6) Labor Laws.

The Labour Court, a court of labor judges, is one of the most crucial to understand to hire foreign workers among the numerous departments of the Brazilian judicial branch that regulate labor laws. The Labour Court specializes in resolving disputes between employees and employers and labor relations.

The Superior Labour Court settles labor claims and considers Brazilian labor legislation when standardizing labor laws. A judge from the Labour Court may dismiss a labor claim, but the plaintiff may appeal a judge’s decision to the Regional Labour Court. If someone appeals that decision, it lands there.

A law requiring a minimum wage for hourly workers is an example of labor regulation. The employment legislation and benefit union workers adopted the following additional regulations:

  • Legal assistance
  • reductions in college tuition
  • discounts on vacations, water parks, and even gym memberships
  • Discounts on dental and health insurance plans
  • Discounts at drugstores

7) National Environmental Policy.

Through Law No. 6938, the Brazilian government implemented the National Environmental Policy (NEP) in 1981. The essential goal of this approach was to create requirements that enable sustainable growth and make specific advanced environmental protection. The NEP addressed environmental troubles, including standardization, licensing, environmental effect analyses, designated preservation areas, financial incentives for cleaner production, and environmental zoning. According to the ten ideas listed in Article 2 of Law 6938, the rules of this policy are via standards and plans to direct governmental corporations of the Brazilian Federation.

8) Internet Act.

The Brazilian Internet Act requires that all data transferred over the Internet receive equal treatment. No preference or discrimination based on content, origin, destination, or the type of access device, terminal, or application used is permissible. Net neutrality prohibits connection suppliers and service providers from blocking, limiting, or giving customers priority access to particular items. Still, it does not ban connection suppliers from varying pricing based on the connection speed.

Net neutrality will stop businesses from dealing with connection providers to guarantee precedence in transmitting their material at the expense of other content

9) General Data Protection Law.

They started a federal law in Brazil called the General Data Protection Law (LGPD) to converge 40 different regulations that govern how people’s data is processed. It was passed on September 18, 2020, with a backdate of August 16, 2020, for implementation. Starting on September 18, 2020, data subjects and public agencies can assert their rights, while penalties will become effective on August 1, 2021.

The LGPD contains 65 articles in all. The rights of data subjects, often known as individuals or “natural persons,” or those whose data is collected and/or processed, are covered in articles 17 to 22. It has ten, four more than the GDPR, legal basis for processing personal data.

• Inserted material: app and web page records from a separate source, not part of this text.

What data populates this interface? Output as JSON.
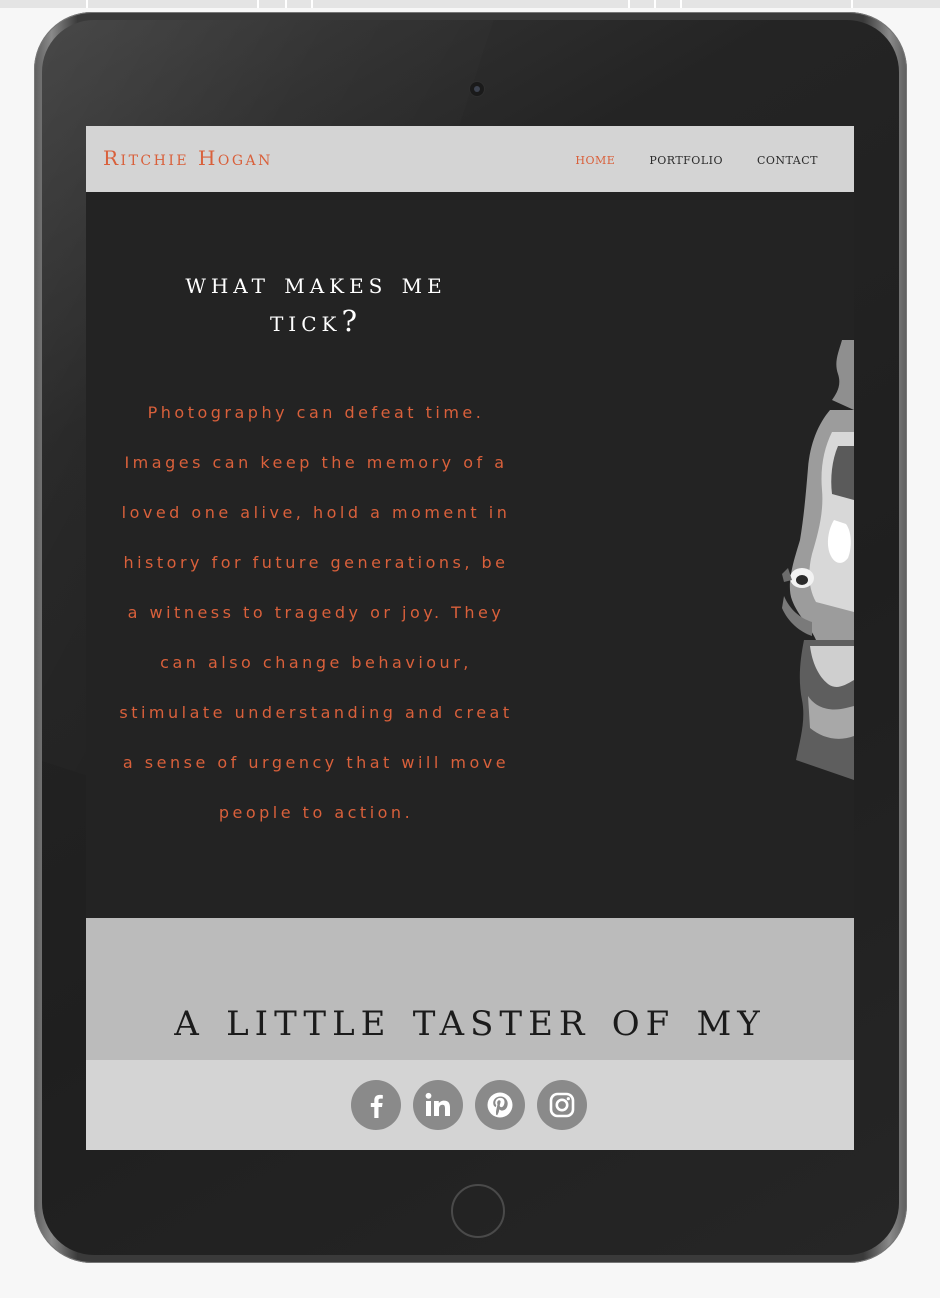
{
  "site": {
    "brand": "Ritchie Hogan"
  },
  "nav": {
    "items": [
      {
        "label": "HOME",
        "active": true
      },
      {
        "label": "PORTFOLIO",
        "active": false
      },
      {
        "label": "CONTACT",
        "active": false
      }
    ]
  },
  "about": {
    "title": "WHAT MAKES ME TICK?",
    "body": "Photography can defeat time. Images can keep the memory of a loved one alive, hold a moment in history for future generations, be a witness to tragedy or joy. They can also change behaviour, stimulate understanding and creat a sense of urgency that will move people to action."
  },
  "gallery": {
    "title": "A LITTLE TASTER OF MY"
  },
  "social": {
    "icons": [
      "facebook-icon",
      "linkedin-icon",
      "pinterest-icon",
      "instagram-icon"
    ]
  },
  "colors": {
    "accent": "#d9603b",
    "screen_dark": "#232323",
    "nav_bg": "#d4d4d4",
    "section_grey": "#bbbbbb",
    "social_circle": "#8a8a8a"
  }
}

10) Anti-Corruption Act.

The Clean Company Act, sometimes known as the Brazilian Anti-Corruption Act, is a law that was passed in Brazil in 2013 to combat corrupt business practices. Its official number is Law No. 12,846 of August 1. It outlines civil and administrative penalties and the potential for penalty reductions for assistance with law enforcement under a formal leniency agreement signed and approved by both the government and the companies.

Only juridical persons, such as corporations and other institutions, are subject to the legislation; individuals are not, as other laws protect them.

They often used this Act, leading to leniency deals that have returned billions of reals to the Brazilian Treasury, most notably the arrangement with Odebrecht S.A., which was responsible for twelve billion reals on its own.


A sequence of contentious problems marks Brazil’s criminal panorama, each with unique societal, economic, and political ramifications. The ongoing debates surrounding those laws reflect a country amid complicated transitions and pursuing an extra equitable and secure destiny. The resolution of these controversies will keep forming Brazil’s criminal and social framework, impacting its citizens and standing worldwide.